Maajid Nawaz works with schools, colleges, Muslim and non-Muslim audiences. He encourages them to talk about experiences with extremism, consequences and transition by sharing stories and motivations for joining/leaving.
Sarri Singer works with victims of terrorism, giving them a voice, and helps children, families, adults move forward as a unit, not just as individuals.
Morten Hjornholm works with people who have been indicted with terrorism charges (in prison and in probation) on a one to one basis. He is also crime prevention professional and advisor to Copenhagen municipality.
Billy McCurrie has a desire to speak to the young and the vulnerable, as well as to share pitfalls of ‘getting involved’ and its consequences. He does school and prisons outreach to talk about experiences, but is concentrated on low level crime only.
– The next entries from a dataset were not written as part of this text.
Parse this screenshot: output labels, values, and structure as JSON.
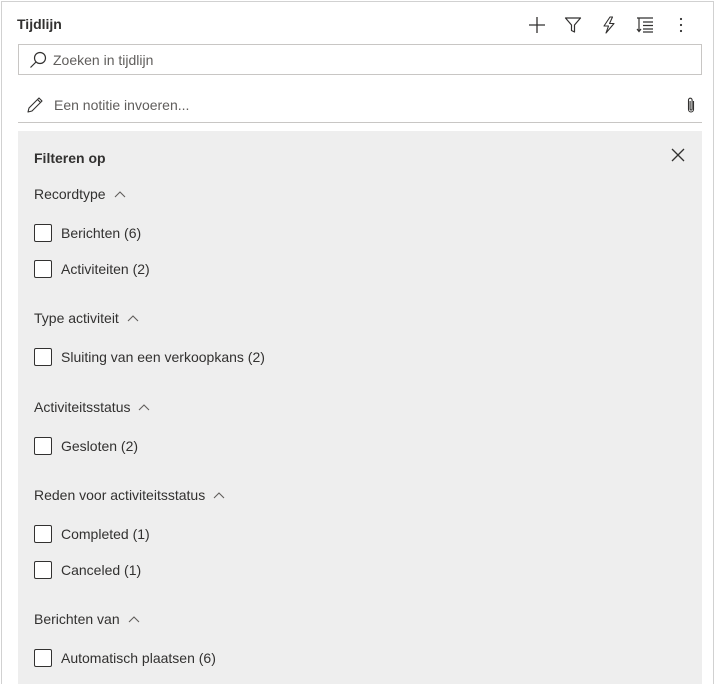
{
  "header": {
    "title": "Tijdlijn",
    "toolbar": [
      {
        "name": "add-icon",
        "label": "Toevoegen"
      },
      {
        "name": "filter-icon",
        "label": "Filteren"
      },
      {
        "name": "flash-icon",
        "label": "Snel"
      },
      {
        "name": "sort-icon",
        "label": "Sorteren"
      },
      {
        "name": "more-icon",
        "label": "Meer opties"
      }
    ]
  },
  "search": {
    "placeholder": "Zoeken in tijdlijn",
    "value": ""
  },
  "note": {
    "placeholder": "Een notitie invoeren..."
  },
  "filter": {
    "title": "Filteren op",
    "sections": [
      {
        "label": "Recordtype",
        "expanded": true,
        "options": [
          {
            "label": "Berichten (6)",
            "checked": false
          },
          {
            "label": "Activiteiten (2)",
            "checked": false
          }
        ]
      },
      {
        "label": "Type activiteit",
        "expanded": true,
        "options": [
          {
            "label": "Sluiting van een verkoopkans (2)",
            "checked": false
          }
        ]
      },
      {
        "label": "Activiteitsstatus",
        "expanded": true,
        "options": [
          {
            "label": "Gesloten (2)",
            "checked": false
          }
        ]
      },
      {
        "label": "Reden voor activiteitsstatus",
        "expanded": true,
        "options": [
          {
            "label": "Completed (1)",
            "checked": false
          },
          {
            "label": "Canceled (1)",
            "checked": false
          }
        ]
      },
      {
        "label": "Berichten van",
        "expanded": true,
        "options": [
          {
            "label": "Automatisch plaatsen (6)",
            "checked": false
          }
        ]
      }
    ]
  }
}
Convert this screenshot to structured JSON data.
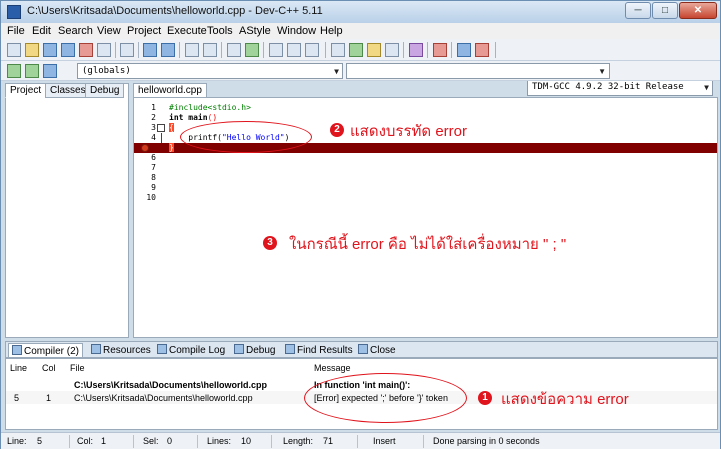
{
  "window": {
    "title": "C:\\Users\\Kritsada\\Documents\\helloworld.cpp - Dev-C++ 5.11",
    "minimize": "─",
    "maximize": "□",
    "close": "✕"
  },
  "menu": {
    "items": [
      "File",
      "Edit",
      "Search",
      "View",
      "Project",
      "Execute",
      "Tools",
      "AStyle",
      "Window",
      "Help"
    ]
  },
  "toolbar": {
    "compiler": "TDM-GCC 4.9.2 32-bit Release",
    "scope": "(globals)",
    "dropdown_arrow": "▼"
  },
  "left_panel": {
    "tabs": [
      "Project",
      "Classes",
      "Debug"
    ]
  },
  "editor": {
    "tab_label": "helloworld.cpp",
    "lines": [
      {
        "no": "1",
        "text": "#include<stdio.h>"
      },
      {
        "no": "2",
        "text": "int main()"
      },
      {
        "no": "3",
        "text": "{"
      },
      {
        "no": "4",
        "text": "    printf(\"Hello World\")"
      },
      {
        "no": "5",
        "text": "}"
      },
      {
        "no": "6",
        "text": ""
      },
      {
        "no": "7",
        "text": ""
      },
      {
        "no": "8",
        "text": ""
      },
      {
        "no": "9",
        "text": ""
      },
      {
        "no": "10",
        "text": ""
      }
    ],
    "line2_kw": "int",
    "line2_rest": " main",
    "line2_paren": "()",
    "line4_indent": "    printf(",
    "line4_str": "\"Hello World\"",
    "line4_close": ")",
    "fold_sign": "⊟",
    "error_line": "5"
  },
  "annotations": {
    "n1": "1",
    "n2": "2",
    "n3": "3",
    "text1": "แสดงข้อความ error",
    "text2": "แสดงบรรทัด error",
    "text3": "ในกรณีนี้ error คือ ไม่ได้ใส่เครื่องหมาย \" ; \""
  },
  "bottom_tabs": [
    {
      "label": "Compiler (2)"
    },
    {
      "label": "Resources"
    },
    {
      "label": "Compile Log"
    },
    {
      "label": "Debug"
    },
    {
      "label": "Find Results"
    },
    {
      "label": "Close"
    }
  ],
  "results": {
    "headers": {
      "line": "Line",
      "col": "Col",
      "file": "File",
      "message": "Message"
    },
    "rows": [
      {
        "line": "",
        "col": "",
        "file": "C:\\Users\\Kritsada\\Documents\\helloworld.cpp",
        "message": "In function 'int main()':"
      },
      {
        "line": "5",
        "col": "1",
        "file": "C:\\Users\\Kritsada\\Documents\\helloworld.cpp",
        "message": "[Error] expected ';' before '}' token"
      }
    ]
  },
  "status": {
    "line_label": "Line:",
    "line_val": "5",
    "col_label": "Col:",
    "col_val": "1",
    "sel_label": "Sel:",
    "sel_val": "0",
    "lines_label": "Lines:",
    "lines_val": "10",
    "length_label": "Length:",
    "length_val": "71",
    "mode": "Insert",
    "message": "Done parsing in 0 seconds"
  },
  "colors": {
    "error_line_bg": "#800000",
    "annotation_red": "#e0141c"
  }
}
Soren Lerche studied own path to radicalization. He has been mentor at a school since 2007, and uses individuals who had also departed extremist ideologies as a resource. His work is on group level and is meant to assist people to be part of the solution. He also focuses on present motivations to leave gangs/groups.
After the introductions, Rees asked Boon, Ms. Singer, McCurrie and Nawaz to talk about their experience of working with schools. They all agreed that one of the best way to counter extremist views in children is through engagement to empower young people with knowledge and encourage communications between children and parents from an early age as well as critical thinking skills. Young children are inquisitive and curious, as evidenced by their engagement in the discussions during the program, so answering their questions and giving them an idea of what extremism really is could prevent them from joining.
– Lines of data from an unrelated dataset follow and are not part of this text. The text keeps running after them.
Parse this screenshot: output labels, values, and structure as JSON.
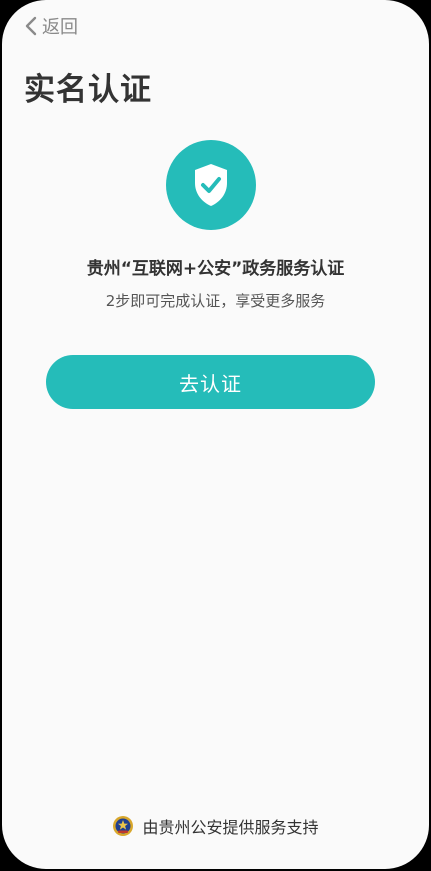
{
  "nav": {
    "back_icon": "chevron-left-icon",
    "back_label": "返回"
  },
  "page": {
    "title": "实名认证"
  },
  "hero": {
    "icon": "shield-check-icon",
    "headline": "贵州“互联网+公安”政务服务认证",
    "subline": "2步即可完成认证，享受更多服务"
  },
  "action": {
    "button_label": "去认证"
  },
  "footer": {
    "icon": "police-emblem-icon",
    "text": "由贵州公安提供服务支持"
  },
  "colors": {
    "accent": "#25bcb9",
    "background": "#fafafa",
    "title_text": "#333333",
    "muted_text": "#8a8a8a"
  }
}
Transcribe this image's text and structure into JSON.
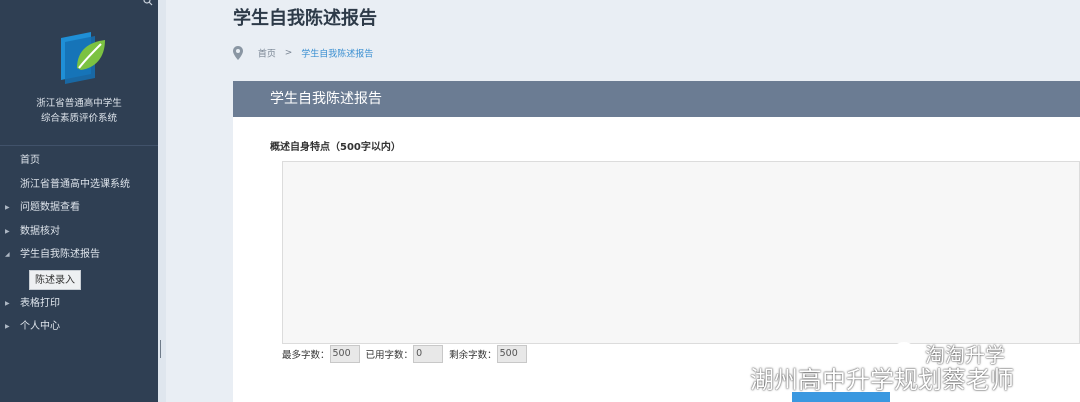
{
  "sidebar": {
    "system_name_line1": "浙江省普通高中学生",
    "system_name_line2": "综合素质评价系统",
    "nav": [
      {
        "label": "首页",
        "has_arrow": false
      },
      {
        "label": "浙江省普通高中选课系统",
        "has_arrow": false
      },
      {
        "label": "问题数据查看",
        "arrow": "▶"
      },
      {
        "label": "数据核对",
        "arrow": "▶"
      },
      {
        "label": "学生自我陈述报告",
        "arrow": "◢"
      },
      {
        "label": "陈述录入",
        "is_sub": true
      },
      {
        "label": "表格打印",
        "arrow": "▶"
      },
      {
        "label": "个人中心",
        "arrow": "▶"
      }
    ],
    "colors": {
      "background": "#2f3f53",
      "logo_blue": "#1f8fd6",
      "logo_green": "#7cc242"
    }
  },
  "main": {
    "page_title": "学生自我陈述报告",
    "breadcrumb": {
      "home": "首页",
      "separator": ">",
      "current": "学生自我陈述报告"
    },
    "panel": {
      "header": "学生自我陈述报告",
      "field_label": "概述自身特点（500字以内）",
      "textarea_value": "",
      "counts": {
        "max_label": "最多字数：",
        "max_value": "500",
        "used_label": "已用字数：",
        "used_value": "0",
        "remaining_label": "剩余字数：",
        "remaining_value": "500"
      }
    },
    "colors": {
      "panel_header": "#6b7c93",
      "accent": "#3a8fd1",
      "submit": "#3a98e0"
    }
  },
  "watermark": {
    "line1": "淘淘升学",
    "line2": "湖州高中升学规划蔡老师"
  }
}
Ms. Singer also pointed out that the trend of radicalization on college campuses and among older students is also worrying and there is an urgent need to bring this discussion out into the open in educational institutions too. Rees then asked what formers can do to prevent violent extremism. Nawaz, Ms. Singer and Hjornholm all agreed that one way is to make the individual feel comfortable, able to doubt his assertions, and make them feel part of the solution. Alternatives must be presented. Nawaz also pointed out that on a macro level, there is a need to be forceful in the dismissal of certain values, as opposes to the micro level, where empathy and understanding must be presented. He also talked about the roles each person holds in the process – a prime minister, for example, cannot be empathetic towards the guy in prison who is pro-terrorism. The intervention provider’s role is not to go into a prison to condemn an attack, but to humanize the ‘other’, clarifying that terrorism is not the only way to address perceived injustices.
Rees asked Ms. Singer to talk about it from the perspective of her work with victims of violence and people who volunteered. Ms. Singer said that credibility is central to her work and she tries to keep politics out of it and focuses more on the human side of terrorism. Otherwise, not all victims are going to be open to this kind of discussion.
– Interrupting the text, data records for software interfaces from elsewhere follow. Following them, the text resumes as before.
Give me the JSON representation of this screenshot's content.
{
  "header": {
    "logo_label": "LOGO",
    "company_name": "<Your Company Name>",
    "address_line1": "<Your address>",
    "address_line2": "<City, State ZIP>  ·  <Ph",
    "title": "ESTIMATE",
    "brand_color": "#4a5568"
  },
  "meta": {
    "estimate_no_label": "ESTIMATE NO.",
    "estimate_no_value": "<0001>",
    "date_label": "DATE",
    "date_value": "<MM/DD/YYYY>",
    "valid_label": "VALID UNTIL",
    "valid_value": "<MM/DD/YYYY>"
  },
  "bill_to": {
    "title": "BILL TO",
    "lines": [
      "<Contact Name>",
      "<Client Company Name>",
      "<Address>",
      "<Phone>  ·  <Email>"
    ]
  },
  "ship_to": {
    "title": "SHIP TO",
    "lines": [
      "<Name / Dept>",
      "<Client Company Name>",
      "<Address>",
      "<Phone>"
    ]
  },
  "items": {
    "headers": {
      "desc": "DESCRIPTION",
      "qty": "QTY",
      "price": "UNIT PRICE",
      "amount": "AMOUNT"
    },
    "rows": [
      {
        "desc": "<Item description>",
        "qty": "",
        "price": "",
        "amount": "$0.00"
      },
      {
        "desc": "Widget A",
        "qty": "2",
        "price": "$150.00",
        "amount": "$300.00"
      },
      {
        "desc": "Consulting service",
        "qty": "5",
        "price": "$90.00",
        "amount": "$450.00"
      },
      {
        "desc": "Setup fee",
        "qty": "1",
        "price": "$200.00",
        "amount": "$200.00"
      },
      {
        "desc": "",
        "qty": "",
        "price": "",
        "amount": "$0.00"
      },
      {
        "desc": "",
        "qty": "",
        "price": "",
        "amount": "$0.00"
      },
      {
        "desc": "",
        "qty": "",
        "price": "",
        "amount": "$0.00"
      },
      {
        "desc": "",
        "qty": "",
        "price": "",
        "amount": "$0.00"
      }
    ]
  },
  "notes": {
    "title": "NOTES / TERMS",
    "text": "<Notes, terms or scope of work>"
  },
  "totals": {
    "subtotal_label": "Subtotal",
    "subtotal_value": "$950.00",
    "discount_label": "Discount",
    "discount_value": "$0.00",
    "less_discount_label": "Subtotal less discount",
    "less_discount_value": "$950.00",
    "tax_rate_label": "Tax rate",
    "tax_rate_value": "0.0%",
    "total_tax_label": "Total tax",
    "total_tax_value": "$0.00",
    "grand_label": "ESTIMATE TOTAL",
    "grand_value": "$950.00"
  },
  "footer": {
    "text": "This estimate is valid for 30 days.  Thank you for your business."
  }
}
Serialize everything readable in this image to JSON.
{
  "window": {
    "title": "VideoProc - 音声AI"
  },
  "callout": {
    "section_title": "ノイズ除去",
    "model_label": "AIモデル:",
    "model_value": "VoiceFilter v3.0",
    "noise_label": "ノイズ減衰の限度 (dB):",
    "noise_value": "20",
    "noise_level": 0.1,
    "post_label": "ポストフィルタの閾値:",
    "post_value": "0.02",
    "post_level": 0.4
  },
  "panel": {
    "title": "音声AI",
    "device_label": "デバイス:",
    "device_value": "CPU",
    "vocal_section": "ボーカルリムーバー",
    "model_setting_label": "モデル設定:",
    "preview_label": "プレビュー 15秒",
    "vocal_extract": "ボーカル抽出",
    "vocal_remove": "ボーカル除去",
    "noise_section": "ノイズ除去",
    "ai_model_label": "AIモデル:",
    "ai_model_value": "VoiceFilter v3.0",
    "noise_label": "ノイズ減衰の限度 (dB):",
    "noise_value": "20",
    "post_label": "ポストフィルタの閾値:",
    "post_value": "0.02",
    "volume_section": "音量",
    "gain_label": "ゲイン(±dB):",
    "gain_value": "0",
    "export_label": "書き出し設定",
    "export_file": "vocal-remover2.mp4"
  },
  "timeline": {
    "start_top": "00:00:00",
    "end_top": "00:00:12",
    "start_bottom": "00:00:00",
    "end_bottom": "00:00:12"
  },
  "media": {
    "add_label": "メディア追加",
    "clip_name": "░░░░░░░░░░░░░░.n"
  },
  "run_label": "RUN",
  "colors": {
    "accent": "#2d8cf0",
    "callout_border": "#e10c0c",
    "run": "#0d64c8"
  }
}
Following the panel, Professor Alex Schmid, Dutch scholar in Terrorism Studies and former Officer-in-Charge of the Terrorism Prevention Branch of the United Nations, discussed ‘State of the art evidence on radicalisation and de-radicalisation’ followed by a discussion on 'The way forward' led by Jonathan Russell, Political Liaison Officer Quillliam Foundation.
Finally, six working groups consisting of the over 100 participants of the conference were set up to determine needs assessment for European government policy. The working groups were chaired by the partners of TERRA II, with minutes taken by students of Roosevelt Academy who also interview the representatives of the European Member States.To view the TerRa film please click here https://vimeo.com/120414089 or visit the TerRa website at http://www.terra-net.eu/index.php